What is needed => Copy each line of the following material that has the string "state".
————————
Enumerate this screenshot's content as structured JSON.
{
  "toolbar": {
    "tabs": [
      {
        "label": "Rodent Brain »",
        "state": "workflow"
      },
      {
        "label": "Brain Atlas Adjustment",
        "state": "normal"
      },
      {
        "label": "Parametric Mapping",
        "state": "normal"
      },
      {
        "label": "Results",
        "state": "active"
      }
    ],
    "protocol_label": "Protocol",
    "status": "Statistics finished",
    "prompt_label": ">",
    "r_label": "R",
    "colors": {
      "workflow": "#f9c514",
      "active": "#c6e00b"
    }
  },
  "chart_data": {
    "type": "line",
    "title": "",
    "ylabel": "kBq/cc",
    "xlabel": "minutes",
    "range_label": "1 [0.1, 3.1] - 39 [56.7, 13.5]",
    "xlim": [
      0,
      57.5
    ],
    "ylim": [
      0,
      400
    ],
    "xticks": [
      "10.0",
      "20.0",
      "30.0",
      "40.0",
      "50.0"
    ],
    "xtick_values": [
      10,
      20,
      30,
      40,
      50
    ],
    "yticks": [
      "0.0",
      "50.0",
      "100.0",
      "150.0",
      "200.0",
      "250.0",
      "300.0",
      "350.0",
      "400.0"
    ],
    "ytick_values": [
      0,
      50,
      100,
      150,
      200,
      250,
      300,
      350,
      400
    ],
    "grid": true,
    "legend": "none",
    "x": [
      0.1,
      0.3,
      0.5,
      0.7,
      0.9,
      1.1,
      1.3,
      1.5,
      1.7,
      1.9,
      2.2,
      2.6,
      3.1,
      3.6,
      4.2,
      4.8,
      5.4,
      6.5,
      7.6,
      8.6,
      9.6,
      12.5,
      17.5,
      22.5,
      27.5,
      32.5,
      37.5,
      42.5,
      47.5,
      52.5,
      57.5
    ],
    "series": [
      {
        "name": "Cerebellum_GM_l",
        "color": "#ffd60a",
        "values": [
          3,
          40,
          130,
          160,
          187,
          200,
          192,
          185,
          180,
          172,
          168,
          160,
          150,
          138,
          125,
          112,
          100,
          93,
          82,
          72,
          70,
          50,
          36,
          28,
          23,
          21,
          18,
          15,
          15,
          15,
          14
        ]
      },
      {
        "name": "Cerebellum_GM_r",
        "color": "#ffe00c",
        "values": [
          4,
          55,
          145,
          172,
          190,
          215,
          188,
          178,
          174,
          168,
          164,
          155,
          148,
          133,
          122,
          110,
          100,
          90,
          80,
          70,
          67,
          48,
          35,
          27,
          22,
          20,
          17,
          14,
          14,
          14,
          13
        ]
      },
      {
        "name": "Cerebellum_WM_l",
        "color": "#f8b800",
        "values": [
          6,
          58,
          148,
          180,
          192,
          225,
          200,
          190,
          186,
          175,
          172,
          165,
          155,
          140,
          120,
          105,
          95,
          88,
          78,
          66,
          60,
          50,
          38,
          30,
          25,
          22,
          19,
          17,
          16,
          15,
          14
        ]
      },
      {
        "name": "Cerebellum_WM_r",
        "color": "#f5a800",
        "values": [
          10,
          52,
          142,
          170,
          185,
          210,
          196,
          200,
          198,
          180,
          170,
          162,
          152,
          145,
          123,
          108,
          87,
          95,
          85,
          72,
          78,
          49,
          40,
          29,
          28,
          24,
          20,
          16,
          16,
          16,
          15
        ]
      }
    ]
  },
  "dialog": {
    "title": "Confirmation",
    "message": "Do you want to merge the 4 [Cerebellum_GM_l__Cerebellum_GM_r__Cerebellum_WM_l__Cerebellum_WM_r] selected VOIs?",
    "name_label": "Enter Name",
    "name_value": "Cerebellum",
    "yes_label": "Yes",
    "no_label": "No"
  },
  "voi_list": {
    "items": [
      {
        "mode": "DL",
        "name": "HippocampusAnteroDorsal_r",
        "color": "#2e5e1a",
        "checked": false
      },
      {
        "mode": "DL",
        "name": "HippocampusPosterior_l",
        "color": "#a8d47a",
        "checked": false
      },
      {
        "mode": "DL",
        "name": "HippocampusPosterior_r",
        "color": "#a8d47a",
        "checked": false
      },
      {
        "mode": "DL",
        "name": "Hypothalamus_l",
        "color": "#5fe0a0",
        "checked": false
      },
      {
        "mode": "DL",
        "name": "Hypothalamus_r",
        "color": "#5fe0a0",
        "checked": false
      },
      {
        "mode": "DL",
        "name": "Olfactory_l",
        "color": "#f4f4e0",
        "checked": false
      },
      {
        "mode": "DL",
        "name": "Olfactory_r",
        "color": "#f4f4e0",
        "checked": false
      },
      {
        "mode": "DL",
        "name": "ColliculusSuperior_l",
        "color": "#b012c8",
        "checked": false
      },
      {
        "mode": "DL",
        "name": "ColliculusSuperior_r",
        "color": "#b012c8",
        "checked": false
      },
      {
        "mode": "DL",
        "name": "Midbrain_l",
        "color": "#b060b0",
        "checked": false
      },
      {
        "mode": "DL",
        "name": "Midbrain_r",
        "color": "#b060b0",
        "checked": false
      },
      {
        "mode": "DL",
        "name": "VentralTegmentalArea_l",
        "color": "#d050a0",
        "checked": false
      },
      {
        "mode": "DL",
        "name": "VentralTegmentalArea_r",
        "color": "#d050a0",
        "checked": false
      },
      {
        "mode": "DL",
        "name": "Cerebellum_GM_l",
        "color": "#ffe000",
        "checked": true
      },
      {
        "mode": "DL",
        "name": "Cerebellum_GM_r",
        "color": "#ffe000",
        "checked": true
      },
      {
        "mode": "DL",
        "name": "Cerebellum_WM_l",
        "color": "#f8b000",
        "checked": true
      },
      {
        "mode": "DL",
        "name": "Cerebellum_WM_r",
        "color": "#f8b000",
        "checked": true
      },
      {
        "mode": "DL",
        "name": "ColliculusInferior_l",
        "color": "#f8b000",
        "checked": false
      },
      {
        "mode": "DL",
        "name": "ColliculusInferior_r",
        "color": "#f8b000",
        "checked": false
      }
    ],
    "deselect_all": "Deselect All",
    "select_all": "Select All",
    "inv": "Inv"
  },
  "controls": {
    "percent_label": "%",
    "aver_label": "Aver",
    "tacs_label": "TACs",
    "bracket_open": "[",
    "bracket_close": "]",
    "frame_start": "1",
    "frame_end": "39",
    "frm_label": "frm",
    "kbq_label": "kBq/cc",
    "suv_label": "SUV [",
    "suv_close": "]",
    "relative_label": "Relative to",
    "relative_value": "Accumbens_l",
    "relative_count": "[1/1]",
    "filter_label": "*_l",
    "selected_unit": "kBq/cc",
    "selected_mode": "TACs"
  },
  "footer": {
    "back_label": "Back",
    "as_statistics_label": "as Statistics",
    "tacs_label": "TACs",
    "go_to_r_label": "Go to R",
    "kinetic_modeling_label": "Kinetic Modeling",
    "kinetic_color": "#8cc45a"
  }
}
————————
Solution for this problem =>
        "state": "workflow"
        "state": "normal"
        "state": "normal"
        "state": "active"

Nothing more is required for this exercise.